Is race/ethnicity or access to care, as defined by insurance coverage, distance to
clinic, and zip code, associated with care discontinuation following in vitro fertilization (IVF)?
A retrospective cohort study of 878 diverse women who underwent 1,689 IVF cycles from
2014-2018 at a Southeastern academic medical center was performed. Women were divided
into low (LAC) and high (HAC) access to care groups. HAC was defined as possessing
IVF insurance coverage, living ≤25 miles from the clinic, and living in a zip code
with a median income ≥$75,000. Access groups and racial/ethnic groups were compared
for differences in relative risk of care discontinuation following an unsuccessful
Women with HAC had a poorer IVF prognosis than the LAC group, which possibly impacted
the association with care discontinuation. Distance to clinic, but not insurance coverage
or zip code, was associated with increased risk of care discontinuation. Variation
in insurance coverage existed among patients, possibly impacting its association with
discontinuation. Among women ≤34 years, HAC was associated with an increased risk
of care discontinuation (aRR 2.5, 95% CI: 0.8-8.1). Despite having higher rates of
insurance coverage (51.2% vs. 36.5%), non-Hispanic Black women were more likely to
discontinue care (58.3% vs. 40.2%) and less likely to achieve a live birth (53% vs.
68%) than non-Hispanic White women.
HAC women ≤34 years old, identification as non-Hispanic Black, and distance to clinic,

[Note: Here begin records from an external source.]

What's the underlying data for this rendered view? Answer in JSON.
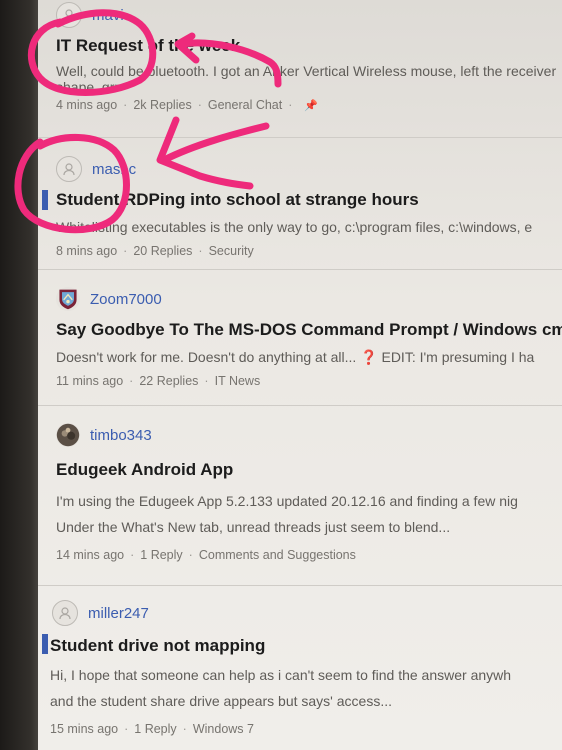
{
  "threads": [
    {
      "author": "mavi",
      "title": "IT Request of the week",
      "snippet": "Well, could be bluetooth. I got an Anker Vertical Wireless mouse, left the receiver",
      "snippet2": "shape, grr",
      "time": "4 mins ago",
      "replies": "2k Replies",
      "forum": "General Chat",
      "pinned": true
    },
    {
      "author": "mashc",
      "title": "Student RDPing into school at strange hours",
      "snippet": "Whitelisting executables is the only way to go, c:\\program files, c:\\windows, e",
      "time": "8 mins ago",
      "replies": "20 Replies",
      "forum": "Security"
    },
    {
      "author": "Zoom7000",
      "title": "Say Goodbye To The MS-DOS Command Prompt / Windows cm",
      "snippet": "Doesn't work for me. Doesn't do anything at all... ❓ EDIT: I'm presuming I ha",
      "time": "11 mins ago",
      "replies": "22 Replies",
      "forum": "IT News"
    },
    {
      "author": "timbo343",
      "title": "Edugeek Android App",
      "snippet": "I'm using the Edugeek App 5.2.133 updated 20.12.16 and finding a few nig",
      "snippet2": "Under the What's New tab, unread threads just seem to blend...",
      "time": "14 mins ago",
      "replies": "1 Reply",
      "forum": "Comments and Suggestions"
    },
    {
      "author": "miller247",
      "title": "Student drive not mapping",
      "snippet": "Hi, I hope that someone can help as i can't seem to find the answer anywh",
      "snippet2": "and the student share drive appears but says' access...",
      "time": "15 mins ago",
      "replies": "1 Reply",
      "forum": "Windows 7"
    }
  ],
  "colors": {
    "accent": "#3b5db0",
    "annotation": "#ee2a7b"
  }
}
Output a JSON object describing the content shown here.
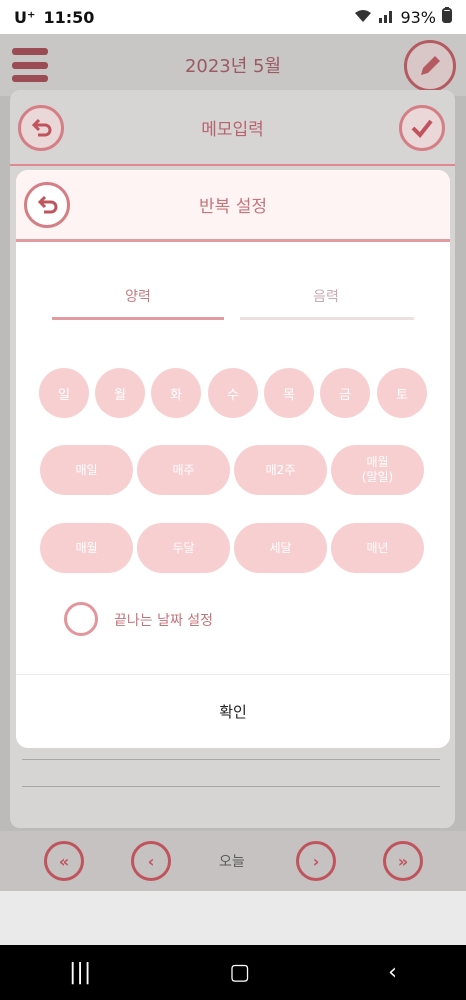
{
  "status_bar": {
    "carrier": "U⁺",
    "time": "11:50",
    "battery": "93%"
  },
  "app_header": {
    "title": "2023년 5월"
  },
  "memo_dialog": {
    "title": "메모입력"
  },
  "repeat_dialog": {
    "title": "반복 설정",
    "tabs": [
      {
        "label": "양력"
      },
      {
        "label": "음력"
      }
    ],
    "weekdays": [
      "일",
      "월",
      "화",
      "수",
      "목",
      "금",
      "토"
    ],
    "row1": [
      "매일",
      "매주",
      "매2주",
      "매월\n(말일)"
    ],
    "row2": [
      "매월",
      "두달",
      "세달",
      "매년"
    ],
    "end_date_label": "끝나는 날짜 설정",
    "confirm_label": "확인"
  },
  "bottom_nav": {
    "today_label": "오늘"
  },
  "colors": {
    "accent": "#c0545c",
    "pill": "#f8cfd1",
    "header_bg": "#fff4f4"
  },
  "icons": [
    "menu-icon",
    "edit-icon",
    "back-icon",
    "check-icon",
    "double-left-icon",
    "left-icon",
    "right-icon",
    "double-right-icon",
    "recents-icon",
    "home-icon",
    "back-nav-icon",
    "wifi-icon",
    "signal-icon",
    "battery-icon"
  ]
}
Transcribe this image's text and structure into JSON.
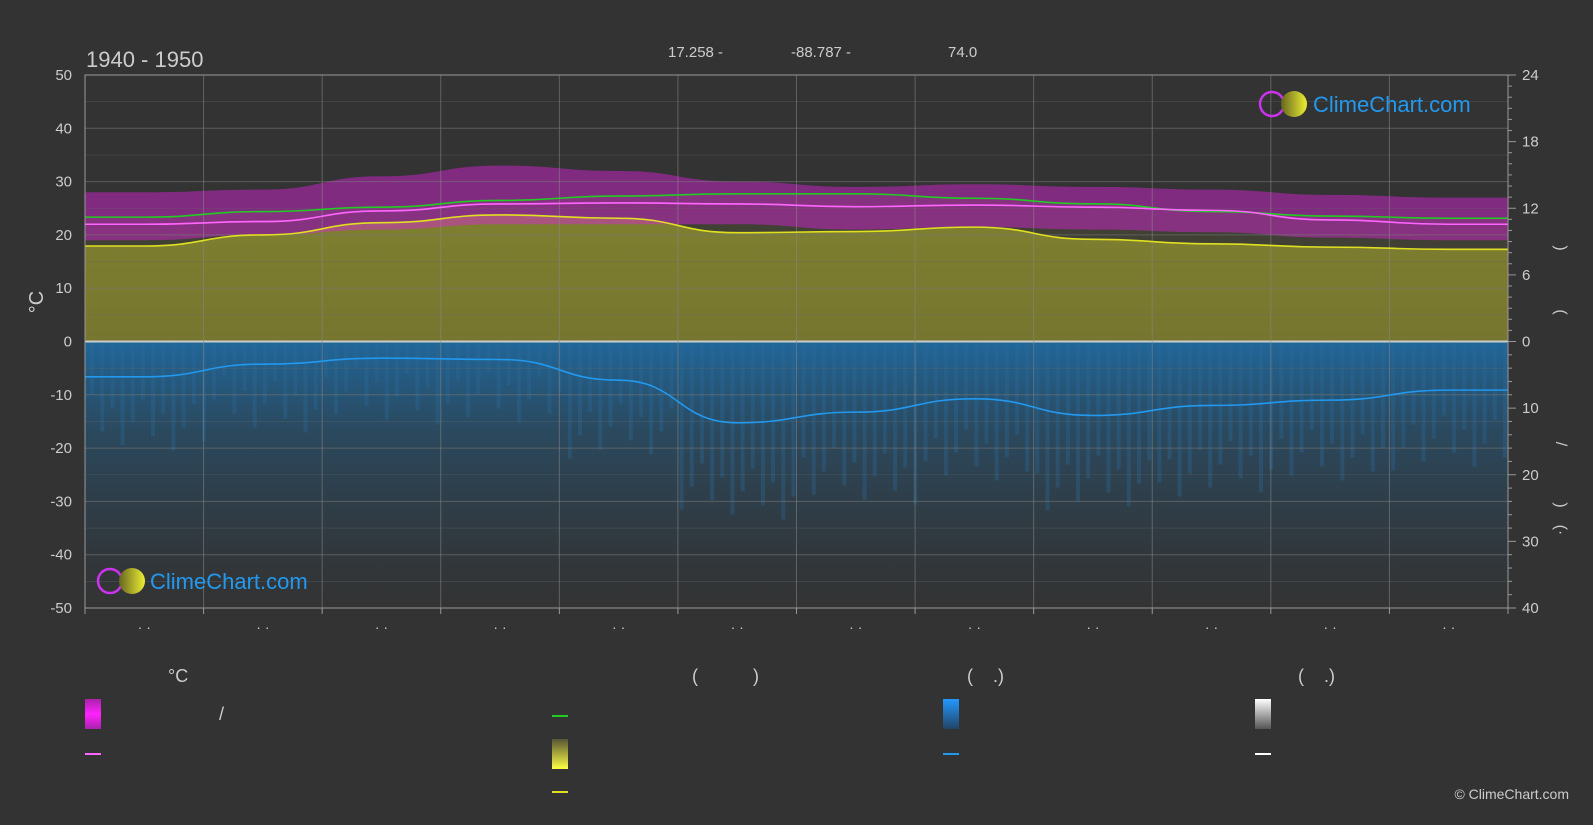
{
  "chart_data": {
    "type": "area",
    "title": "1940 - 1950",
    "subtitle_parts": [
      "17.258 -",
      "-88.787 -",
      "74.0"
    ],
    "ylabel_left": "°C",
    "ylabel_right_parts": [
      ")",
      "(",
      "/",
      ")",
      "(·"
    ],
    "left_axis": {
      "min": -50,
      "max": 50,
      "ticks": [
        50,
        40,
        30,
        20,
        10,
        0,
        -10,
        -20,
        -30,
        -40,
        -50
      ]
    },
    "right_axis_top": {
      "min": 0,
      "max": 24,
      "ticks": [
        24,
        18,
        12,
        6,
        0
      ]
    },
    "right_axis_bottom": {
      "min": 0,
      "max": 40,
      "ticks": [
        10,
        20,
        30,
        40
      ]
    },
    "month_labels": [
      "· ·",
      "· ·",
      "· ·",
      "· ·",
      "· ·",
      "· ·",
      "· ·",
      "· ·",
      "· ·",
      "· ·",
      "· ·",
      "· ·"
    ],
    "grid": true,
    "series": [
      {
        "key": "daylight",
        "color": "#22cc22",
        "type": "line",
        "axis": "right_top",
        "values": [
          11.2,
          11.7,
          12.1,
          12.7,
          13.1,
          13.3,
          13.3,
          12.9,
          12.4,
          11.7,
          11.3,
          11.1
        ]
      },
      {
        "key": "max_temp",
        "color": "#ff66ff",
        "type": "line",
        "axis": "left",
        "values": [
          22,
          22.5,
          24.5,
          25.8,
          26,
          25.8,
          25.3,
          25.6,
          25.2,
          24.6,
          22.8,
          22
        ]
      },
      {
        "key": "max_temp_band",
        "color": "#dd22dd",
        "type": "band",
        "axis": "left",
        "low": [
          19,
          20,
          21,
          22,
          22,
          22,
          21,
          21.5,
          21,
          20.5,
          19.5,
          19
        ],
        "high": [
          28,
          28.5,
          31,
          33,
          32,
          30,
          29,
          29.5,
          29,
          28.5,
          27.5,
          27
        ]
      },
      {
        "key": "sunshine",
        "color": "#e0e022",
        "type": "line",
        "axis": "right_top",
        "values": [
          8.6,
          9.6,
          10.7,
          11.4,
          11.1,
          9.8,
          9.9,
          10.3,
          9.2,
          8.8,
          8.5,
          8.3
        ]
      },
      {
        "key": "precipitation",
        "color": "#2299ee",
        "type": "line",
        "axis": "right_bottom",
        "values": [
          5.3,
          3.4,
          2.5,
          2.7,
          5.8,
          12.2,
          10.6,
          8.6,
          11.1,
          9.6,
          8.8,
          7.3
        ]
      }
    ]
  },
  "legend": {
    "header_temp": "°C",
    "header_sun": "(           )",
    "header_rain": "(    .)",
    "header_snow": "(    .)",
    "slash": "/",
    "colors": {
      "temp_swatch": "#dd22dd",
      "temp_line": "#ff66ff",
      "daylight_line": "#22cc22",
      "sun_swatch": "#e0e022",
      "sun_line": "#e0e022",
      "rain_swatch": "#2299ee",
      "rain_line": "#2299ee",
      "snow_swatch": "#dddddd",
      "snow_line": "#ffffff"
    }
  },
  "logo": {
    "text": "ClimeChart.com"
  },
  "copyright": "© ClimeChart.com"
}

but not insurance coverage or zip code, were associated with an increased risk of
care discontinuation following an unsuccessful IVF cycle.